Coupled with this, if one looks at the use of ἀγράμματοί in the papyri, then it becomes clear that being ἀγράμματοί does not automatically classify one as coming from the lower strata of society. A well know example comes from the Fayum in Greco-Roman Egypt. Petaus (2nd century AD), even though he was ἀγράμματοί this did not prevent him from operating in the upper strata of society and holding a position of status as a village scribe. One had to own a great deal of property to be considered for the position of village scribe (Kraus, 443: Harris, 278-279).
Of course, none of the above is meant as an apologetic defending traditional authorship of the Gospel of John or the veracity of the New Testament. Rather, it is only meant to emphasize the uncertainty of the education levels of the apostles and followers of Jesus. It is a mistake to assume that all of the apostles and disciples (who later authored New Testament writings) were uneducated and illiterate, and/or from the lower social strata. Of the authors of the New Testament writings, John at least may have been a member of the Judean elite society and therefore may have shared in similar Greco-Roman attitudes towards literary composition discussed in the JETS article. Explicit examples of John's careful consideration could be gleaned from his writings, but will have to wait for another time.

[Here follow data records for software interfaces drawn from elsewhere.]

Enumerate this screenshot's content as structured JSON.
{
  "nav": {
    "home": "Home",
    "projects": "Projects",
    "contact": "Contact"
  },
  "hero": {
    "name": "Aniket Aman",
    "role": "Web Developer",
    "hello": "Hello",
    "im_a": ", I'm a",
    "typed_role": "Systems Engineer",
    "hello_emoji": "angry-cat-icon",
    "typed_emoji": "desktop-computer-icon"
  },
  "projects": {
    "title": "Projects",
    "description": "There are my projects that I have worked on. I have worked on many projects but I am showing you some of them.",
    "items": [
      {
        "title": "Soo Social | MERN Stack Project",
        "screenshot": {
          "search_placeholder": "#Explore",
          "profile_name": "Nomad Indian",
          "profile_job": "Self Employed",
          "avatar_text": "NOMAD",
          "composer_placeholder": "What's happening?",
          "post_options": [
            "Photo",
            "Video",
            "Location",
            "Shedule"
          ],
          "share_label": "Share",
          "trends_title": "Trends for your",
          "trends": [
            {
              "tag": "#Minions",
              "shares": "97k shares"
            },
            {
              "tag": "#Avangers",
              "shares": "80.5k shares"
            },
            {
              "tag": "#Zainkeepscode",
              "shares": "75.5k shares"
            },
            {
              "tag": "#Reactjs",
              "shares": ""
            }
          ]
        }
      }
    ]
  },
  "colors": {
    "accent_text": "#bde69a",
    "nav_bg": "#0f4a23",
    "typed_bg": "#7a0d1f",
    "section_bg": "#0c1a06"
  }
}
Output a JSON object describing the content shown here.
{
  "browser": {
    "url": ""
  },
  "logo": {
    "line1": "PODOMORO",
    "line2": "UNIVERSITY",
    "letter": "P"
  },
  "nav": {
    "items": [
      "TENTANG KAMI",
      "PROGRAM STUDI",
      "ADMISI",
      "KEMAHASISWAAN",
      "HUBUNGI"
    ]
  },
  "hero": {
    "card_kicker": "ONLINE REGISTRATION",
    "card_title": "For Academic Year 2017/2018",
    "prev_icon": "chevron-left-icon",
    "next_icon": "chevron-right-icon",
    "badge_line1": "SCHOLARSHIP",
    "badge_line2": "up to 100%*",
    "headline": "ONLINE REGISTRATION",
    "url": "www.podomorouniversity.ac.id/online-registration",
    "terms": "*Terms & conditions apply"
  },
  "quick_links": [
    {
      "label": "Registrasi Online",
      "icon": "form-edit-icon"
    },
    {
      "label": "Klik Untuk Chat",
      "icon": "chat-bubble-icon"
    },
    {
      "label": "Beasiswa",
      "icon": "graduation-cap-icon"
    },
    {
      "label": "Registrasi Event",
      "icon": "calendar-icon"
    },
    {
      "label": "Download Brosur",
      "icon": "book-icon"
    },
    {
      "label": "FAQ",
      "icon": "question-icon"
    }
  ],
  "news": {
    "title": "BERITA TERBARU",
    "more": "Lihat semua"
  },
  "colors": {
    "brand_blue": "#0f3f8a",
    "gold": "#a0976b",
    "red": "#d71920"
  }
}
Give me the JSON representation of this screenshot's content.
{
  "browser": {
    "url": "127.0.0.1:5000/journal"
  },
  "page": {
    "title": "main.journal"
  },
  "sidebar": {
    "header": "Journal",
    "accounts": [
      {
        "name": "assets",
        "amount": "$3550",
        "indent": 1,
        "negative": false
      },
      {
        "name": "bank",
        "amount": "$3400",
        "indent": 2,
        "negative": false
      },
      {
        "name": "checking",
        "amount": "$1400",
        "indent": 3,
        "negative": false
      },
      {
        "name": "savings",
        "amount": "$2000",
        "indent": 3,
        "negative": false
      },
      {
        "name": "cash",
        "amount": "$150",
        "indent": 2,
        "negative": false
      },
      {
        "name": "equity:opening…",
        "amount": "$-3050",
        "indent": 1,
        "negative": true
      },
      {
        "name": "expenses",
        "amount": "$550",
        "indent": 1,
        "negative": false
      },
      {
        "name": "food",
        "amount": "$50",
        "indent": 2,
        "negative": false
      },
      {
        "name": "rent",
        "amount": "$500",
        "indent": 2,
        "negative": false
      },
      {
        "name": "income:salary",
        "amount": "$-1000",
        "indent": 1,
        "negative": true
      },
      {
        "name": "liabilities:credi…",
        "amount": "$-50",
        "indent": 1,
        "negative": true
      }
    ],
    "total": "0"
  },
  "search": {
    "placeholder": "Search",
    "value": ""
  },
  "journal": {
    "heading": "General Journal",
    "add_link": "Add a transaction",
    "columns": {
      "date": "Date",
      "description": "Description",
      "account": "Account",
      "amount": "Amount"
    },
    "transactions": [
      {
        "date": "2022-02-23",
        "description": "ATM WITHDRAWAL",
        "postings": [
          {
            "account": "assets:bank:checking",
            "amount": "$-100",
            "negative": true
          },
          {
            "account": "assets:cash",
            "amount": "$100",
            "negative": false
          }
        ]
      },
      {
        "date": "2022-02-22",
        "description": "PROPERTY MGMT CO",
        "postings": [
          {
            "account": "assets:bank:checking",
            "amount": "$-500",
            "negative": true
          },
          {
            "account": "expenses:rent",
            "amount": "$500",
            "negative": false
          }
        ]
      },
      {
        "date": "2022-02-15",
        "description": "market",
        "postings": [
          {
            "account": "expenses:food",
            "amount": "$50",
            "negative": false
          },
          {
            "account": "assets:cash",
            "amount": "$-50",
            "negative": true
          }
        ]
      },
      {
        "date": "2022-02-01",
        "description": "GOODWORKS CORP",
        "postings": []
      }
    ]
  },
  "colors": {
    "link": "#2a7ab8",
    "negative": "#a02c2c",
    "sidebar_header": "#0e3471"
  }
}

Bruce, F. F. Commentary on the Book of Acts: The English Translation with Introduction, Exposition and Notes. Grand Rapids: Eerdmans, 1984.
Ehrman, Bart D. Forged: Writing in the Name of God : Why the Bible's Authors Are Not Who We Think They Are. New York: HarperOne, 2012.
Harris, William V. Ancient Literacy. Cambridge: Harvard University Press, 1991.
Kraus, Thomas J. "'Uneducated', 'Ignorant', or Even 'Illiterate'? Aspects and Background for an Understanding of AΓPAMMATOI (and IΔIΩTAI) in Acts 4.13." NTS 43.3 (1999); 434-449.